“They’re just basically like, ‘You’re blind. Go back to prison.’ They didn’t even do all the tests,” she said, adding that her family has even offered to cover the costs of a second opinion and a specialist.

The department called Richards’ claims inaccurate. Spokesman Brian Connett said Williams has had the chance to see an ophthalmologist and would be allowed to see a specialist if a doctor ordered it.

“He’s getting the medical care that the hospital is determining, not the department of corrections,” he said.

But medical care is only the first of Richards’ complaints, which she described as civil rights violations.

She said that the family has been interviewing different attorneys and that prison officials would not let a lawyer visit Williams at the hospital — a claim that Connett also denied.

Henderson attorney Alexis Plunkett confirmed that the department refused to allow Williams legal visits. She said she was turned away by hospital and prison officials, a move she believes is intended to “isolate the victim.”

Richards also said the prison said she could talk to her son every other day while he was in the hospital, and corrections officials broke that promise. She said calls every morning mostly go unreturned.

Connett also denied that claim, saying the department has gone beyond accommodations normally made to prisoners.

“She talked to him at least twice,” he said.

One of the saddest parts of the story, Richards said, is that her son likely was going to be released in the next few months.

Williams, legally named Stacey Michael Richards, pleaded guilty to a robbery charge in 2012 and faced a minimum sentence of 2½ years, according to Clark County court records.

Richards said her son was moved from facility to facility, but as a nonviolent offender, he never should have been placed in a maximum security prison.

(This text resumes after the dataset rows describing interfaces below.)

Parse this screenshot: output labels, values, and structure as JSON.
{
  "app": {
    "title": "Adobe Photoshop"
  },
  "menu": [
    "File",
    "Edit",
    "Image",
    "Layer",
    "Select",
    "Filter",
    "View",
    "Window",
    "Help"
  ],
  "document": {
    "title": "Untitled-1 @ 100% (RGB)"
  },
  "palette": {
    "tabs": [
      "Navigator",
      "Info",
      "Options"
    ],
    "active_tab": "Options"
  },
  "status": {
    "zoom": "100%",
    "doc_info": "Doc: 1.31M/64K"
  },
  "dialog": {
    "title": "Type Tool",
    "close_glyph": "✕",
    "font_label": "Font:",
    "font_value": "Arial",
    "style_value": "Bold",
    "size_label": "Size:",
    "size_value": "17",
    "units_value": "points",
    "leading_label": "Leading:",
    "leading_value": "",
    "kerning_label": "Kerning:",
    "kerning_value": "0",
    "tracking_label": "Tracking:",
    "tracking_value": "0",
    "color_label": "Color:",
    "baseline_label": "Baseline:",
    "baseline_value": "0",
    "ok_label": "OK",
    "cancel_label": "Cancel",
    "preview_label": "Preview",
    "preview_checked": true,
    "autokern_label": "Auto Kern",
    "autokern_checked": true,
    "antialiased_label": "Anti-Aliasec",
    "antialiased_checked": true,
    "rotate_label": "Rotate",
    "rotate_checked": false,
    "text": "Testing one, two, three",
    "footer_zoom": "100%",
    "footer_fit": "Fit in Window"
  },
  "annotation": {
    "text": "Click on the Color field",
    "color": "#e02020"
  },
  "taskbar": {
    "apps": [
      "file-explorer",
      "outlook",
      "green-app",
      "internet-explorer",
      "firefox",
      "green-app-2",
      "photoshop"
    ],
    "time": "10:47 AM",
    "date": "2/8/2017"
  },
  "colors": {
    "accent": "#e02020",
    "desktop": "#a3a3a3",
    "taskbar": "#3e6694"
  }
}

Richards, who lives in Southern California, said she could not make it to Nevada for the court proceedings, but her understanding is that her son basically stole a cellphone.

“I’m just a mother,” she said. “I understand he made a mistake and had to pay his debt to society. He was well on his way to get out.”

“All (the prison) says is ‘I’m sorry.’ They just want to sweep it under the rug.”

About eight other inmates also were injured by the shotgun blast, corrections officials said in a release Wednesday night, but their injuries were described as minor. The inmates were treated by prison medical staff and declined further treatment, the department said.

The incident began when four prisoners attacked one inmate during “open tier time,” the department said. Officers gave verbal commands to stop fighting and get on the floor, and all of the prisoners complied except two who kept fighting.

After additional commands by the officer to cease fighting, an officer fired a blank warning shot and then shot a shell consisting of birdshot in the direction of the two fighters, which the department said is in accordance with their policy.

Contact Wesley Juhl at wjuhl@reviewjournal.com and 702-383-0391. Find him on Twitter: @WesJuhl.